Jul 6 2010

Sway: A Book Recap

I hesitate to call this a book review because like my previously mentioned “skill” in reviewing wines, my thoughts on books can usually be summed up in just a few simple sentences. However, I would like to start discussing the books I am reading for a couple of reasons. The first is to force me to summarize books in a concise way so that I can go back to my notes in the future to “reread” the book without actually reading the entire thing. I’ve read many books that I thought were insightful and informative, yet I half-forget or mis-remember important points when I try to recall them later. This leads to many “you know what I mean?” and “it was something like that” quotes when trying to explain the author’s ideas to others. I’m thinking that writing some notes will help me remember the important takeaways. The second reason is to help my readers (all 3 of them) discover some of the good ones and maybe also prevent them from wastes of time. Hence the first post in the “A Book Recap” series.

Sway: The Irresistible Pull of Irrational Behavior was a great read. I really enjoy psychological books that explain little parts of how our brains work and why we as humans do the things we do. You will notice my fondness for these types of books as this series plays out. I recommend Sway as it’s a quick read yet it is jam-packed with useful information. The authors, Ori and Rom Brafman, use great examples to back up their points and they do it concisely. They also have great first names.

The general structure of Sway leads the reader through many reasons why and in what types of situations we act irrationally. Each chapter covers a different reason and there are multiple case studies and other examples from daily life to support the idea being discussed. Most, if not all, of these made sense to me which made me happy. I don’t like things that don’t make sense. Unless it makes sense that it doesn’t make sense. Got it? Good.
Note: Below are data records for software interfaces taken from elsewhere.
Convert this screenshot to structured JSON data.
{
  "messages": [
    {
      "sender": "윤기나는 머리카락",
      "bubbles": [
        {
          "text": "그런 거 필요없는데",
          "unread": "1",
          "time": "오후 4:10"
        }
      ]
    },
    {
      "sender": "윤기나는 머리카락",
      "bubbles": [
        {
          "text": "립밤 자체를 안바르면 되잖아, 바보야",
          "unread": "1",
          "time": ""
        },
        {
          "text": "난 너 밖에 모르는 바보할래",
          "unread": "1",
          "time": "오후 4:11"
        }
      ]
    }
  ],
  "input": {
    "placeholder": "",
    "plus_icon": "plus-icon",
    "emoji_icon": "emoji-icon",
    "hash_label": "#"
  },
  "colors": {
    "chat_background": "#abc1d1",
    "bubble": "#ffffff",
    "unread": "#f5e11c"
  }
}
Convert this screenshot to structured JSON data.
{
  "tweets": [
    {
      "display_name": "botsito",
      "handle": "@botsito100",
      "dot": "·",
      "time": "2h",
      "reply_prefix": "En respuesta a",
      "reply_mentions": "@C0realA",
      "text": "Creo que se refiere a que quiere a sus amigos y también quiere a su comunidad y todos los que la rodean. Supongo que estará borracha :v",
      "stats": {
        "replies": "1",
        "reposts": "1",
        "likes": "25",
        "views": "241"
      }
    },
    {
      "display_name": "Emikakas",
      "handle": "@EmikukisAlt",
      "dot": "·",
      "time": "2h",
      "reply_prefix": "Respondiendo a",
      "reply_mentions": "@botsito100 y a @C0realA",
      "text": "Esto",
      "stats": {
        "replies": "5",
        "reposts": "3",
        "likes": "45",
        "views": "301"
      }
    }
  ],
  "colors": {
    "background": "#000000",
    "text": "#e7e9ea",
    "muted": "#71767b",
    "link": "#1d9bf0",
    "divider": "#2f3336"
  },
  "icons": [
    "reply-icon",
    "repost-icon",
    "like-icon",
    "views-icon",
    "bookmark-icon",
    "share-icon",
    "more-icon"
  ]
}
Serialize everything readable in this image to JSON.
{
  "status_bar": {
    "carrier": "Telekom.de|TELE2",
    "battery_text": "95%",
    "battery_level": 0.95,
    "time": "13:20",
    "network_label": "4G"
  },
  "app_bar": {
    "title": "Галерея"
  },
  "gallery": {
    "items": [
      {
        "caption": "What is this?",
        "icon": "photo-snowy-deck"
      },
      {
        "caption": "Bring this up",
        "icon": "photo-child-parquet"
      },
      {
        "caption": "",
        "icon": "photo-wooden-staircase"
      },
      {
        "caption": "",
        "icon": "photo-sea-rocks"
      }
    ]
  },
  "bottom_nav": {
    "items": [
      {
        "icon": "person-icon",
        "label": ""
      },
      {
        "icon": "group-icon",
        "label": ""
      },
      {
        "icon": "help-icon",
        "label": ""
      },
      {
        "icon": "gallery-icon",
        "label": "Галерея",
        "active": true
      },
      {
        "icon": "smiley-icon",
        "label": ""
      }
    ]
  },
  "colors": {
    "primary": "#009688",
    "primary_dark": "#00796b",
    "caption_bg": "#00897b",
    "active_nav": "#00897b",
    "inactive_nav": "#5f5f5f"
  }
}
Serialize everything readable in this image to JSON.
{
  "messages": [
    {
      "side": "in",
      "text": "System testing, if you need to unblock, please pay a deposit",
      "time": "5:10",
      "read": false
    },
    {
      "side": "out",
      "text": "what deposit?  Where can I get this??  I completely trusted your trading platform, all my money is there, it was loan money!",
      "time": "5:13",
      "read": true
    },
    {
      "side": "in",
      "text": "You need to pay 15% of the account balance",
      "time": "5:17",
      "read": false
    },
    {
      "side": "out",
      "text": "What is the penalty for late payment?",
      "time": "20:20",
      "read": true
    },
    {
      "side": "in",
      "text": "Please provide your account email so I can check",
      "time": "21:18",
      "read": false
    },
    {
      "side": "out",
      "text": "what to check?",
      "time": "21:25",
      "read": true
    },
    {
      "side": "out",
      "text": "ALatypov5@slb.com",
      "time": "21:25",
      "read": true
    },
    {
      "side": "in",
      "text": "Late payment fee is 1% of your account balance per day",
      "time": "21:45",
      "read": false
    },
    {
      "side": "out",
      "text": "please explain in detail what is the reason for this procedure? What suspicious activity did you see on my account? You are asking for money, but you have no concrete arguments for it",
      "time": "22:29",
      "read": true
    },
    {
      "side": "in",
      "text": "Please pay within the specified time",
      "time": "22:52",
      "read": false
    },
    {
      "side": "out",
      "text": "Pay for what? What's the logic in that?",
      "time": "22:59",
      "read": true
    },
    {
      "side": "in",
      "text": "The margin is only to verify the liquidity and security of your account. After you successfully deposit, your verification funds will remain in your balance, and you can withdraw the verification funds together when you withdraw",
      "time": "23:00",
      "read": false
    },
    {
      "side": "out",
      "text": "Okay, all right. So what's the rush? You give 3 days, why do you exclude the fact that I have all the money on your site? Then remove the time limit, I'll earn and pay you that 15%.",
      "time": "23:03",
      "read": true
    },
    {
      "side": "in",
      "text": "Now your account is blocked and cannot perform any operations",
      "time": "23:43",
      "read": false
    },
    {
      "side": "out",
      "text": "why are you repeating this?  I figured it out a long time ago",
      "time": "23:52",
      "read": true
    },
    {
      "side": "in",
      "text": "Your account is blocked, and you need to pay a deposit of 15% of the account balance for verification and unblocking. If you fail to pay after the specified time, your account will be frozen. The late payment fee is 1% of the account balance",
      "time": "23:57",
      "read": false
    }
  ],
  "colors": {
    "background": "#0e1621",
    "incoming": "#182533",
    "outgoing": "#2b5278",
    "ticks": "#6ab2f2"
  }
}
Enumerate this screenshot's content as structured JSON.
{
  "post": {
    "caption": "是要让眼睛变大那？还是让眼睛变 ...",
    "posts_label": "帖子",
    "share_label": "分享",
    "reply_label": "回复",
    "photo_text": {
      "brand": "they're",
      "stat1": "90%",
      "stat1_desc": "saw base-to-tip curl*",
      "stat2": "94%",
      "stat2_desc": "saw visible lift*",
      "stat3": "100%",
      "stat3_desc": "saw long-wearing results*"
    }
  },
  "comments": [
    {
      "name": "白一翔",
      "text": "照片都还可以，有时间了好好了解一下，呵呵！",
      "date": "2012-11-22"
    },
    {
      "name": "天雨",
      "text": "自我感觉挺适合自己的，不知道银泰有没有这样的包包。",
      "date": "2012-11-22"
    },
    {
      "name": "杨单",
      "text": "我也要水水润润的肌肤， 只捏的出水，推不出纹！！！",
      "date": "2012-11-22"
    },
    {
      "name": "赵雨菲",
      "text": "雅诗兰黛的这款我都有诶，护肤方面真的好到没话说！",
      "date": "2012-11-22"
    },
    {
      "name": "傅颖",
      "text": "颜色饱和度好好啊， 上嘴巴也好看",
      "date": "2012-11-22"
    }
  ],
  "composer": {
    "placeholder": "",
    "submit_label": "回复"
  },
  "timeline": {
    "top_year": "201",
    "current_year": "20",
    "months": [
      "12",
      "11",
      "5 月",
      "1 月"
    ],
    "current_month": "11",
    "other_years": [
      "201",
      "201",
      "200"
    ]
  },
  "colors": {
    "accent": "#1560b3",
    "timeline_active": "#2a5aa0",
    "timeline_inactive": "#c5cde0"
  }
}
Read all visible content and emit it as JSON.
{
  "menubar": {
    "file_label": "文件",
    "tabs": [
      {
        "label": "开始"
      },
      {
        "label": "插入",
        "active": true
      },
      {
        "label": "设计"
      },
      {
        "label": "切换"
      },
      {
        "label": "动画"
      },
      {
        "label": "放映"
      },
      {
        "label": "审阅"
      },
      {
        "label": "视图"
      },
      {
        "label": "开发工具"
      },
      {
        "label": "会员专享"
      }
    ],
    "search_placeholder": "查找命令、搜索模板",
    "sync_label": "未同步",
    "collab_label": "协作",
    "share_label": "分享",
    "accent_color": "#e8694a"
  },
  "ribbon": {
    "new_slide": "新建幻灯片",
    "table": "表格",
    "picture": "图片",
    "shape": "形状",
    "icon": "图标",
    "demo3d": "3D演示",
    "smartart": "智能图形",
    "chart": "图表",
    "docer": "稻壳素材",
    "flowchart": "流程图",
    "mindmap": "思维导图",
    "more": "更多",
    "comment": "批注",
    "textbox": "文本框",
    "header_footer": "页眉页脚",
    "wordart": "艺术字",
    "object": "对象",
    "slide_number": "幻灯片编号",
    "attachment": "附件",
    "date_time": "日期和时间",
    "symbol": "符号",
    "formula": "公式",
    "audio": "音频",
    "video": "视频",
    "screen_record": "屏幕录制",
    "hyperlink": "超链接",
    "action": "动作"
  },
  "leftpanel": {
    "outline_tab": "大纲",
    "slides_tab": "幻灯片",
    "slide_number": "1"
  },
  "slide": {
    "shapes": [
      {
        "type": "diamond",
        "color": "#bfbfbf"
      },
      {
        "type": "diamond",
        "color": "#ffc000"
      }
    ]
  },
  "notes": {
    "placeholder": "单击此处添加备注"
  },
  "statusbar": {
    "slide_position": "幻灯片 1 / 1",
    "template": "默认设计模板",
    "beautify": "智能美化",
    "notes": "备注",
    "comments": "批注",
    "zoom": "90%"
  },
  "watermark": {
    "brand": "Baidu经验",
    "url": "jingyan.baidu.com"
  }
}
Below are the reasons the book gives for our irrational behavior. I guess they’re spoilers but you’re really missing out on the great case studies and supporting evidence by not reading the actual book. Not to mention the author’s suggestions for combating these “sways” in the epilogue. And at 180 pages, it’s an easy read! Here are our most popular sways:

  • Our fear of loss – which is much more powerful than our excitement for gain.
  • Commitment and difficulty letting go even when we know we should.
  • Value attribution – incorrectly judging a book by its cover or letting our perceived value of something influence other characteristics.
  • Diagnosis bias – labeling of people, things or ideas based on an initial opinion and an inability to reconsider those judgments down the road.
  • Cultural norms regarding fairness – being upset at someone else for being unfair and punishing them even if it’s to your own detriment as well.
  • Altruistic motivation vs financial motivation – these two separate incentives for doing something don’t work at the same time.
  • The lack of another dissenter – agreeing with others for fear of being the only one to dissent the group opinion.

Well that’s it; stay tuned until next time. You might read something amazing or I might give away something valuable and you wouldn’t want to miss out on that. Think of what you could lose!

Jun 1 2010

Comcast Customer? Save Money!

Just wanted to spread the word of how you may be able to save some money with your cable bill.  Simply call the billing department and state, “My cable bill is too expensive and I would like to know if there is anything you can do to get the cost down before I consider disconnecting.”  That’s all you have to say!

I’ll be saving $40/month for the next 6 months and I’ll call back in a year to request the same thing.  Cable is expensive and unless you make $1440/hour, it’s definitely worth a 10-minute phone call.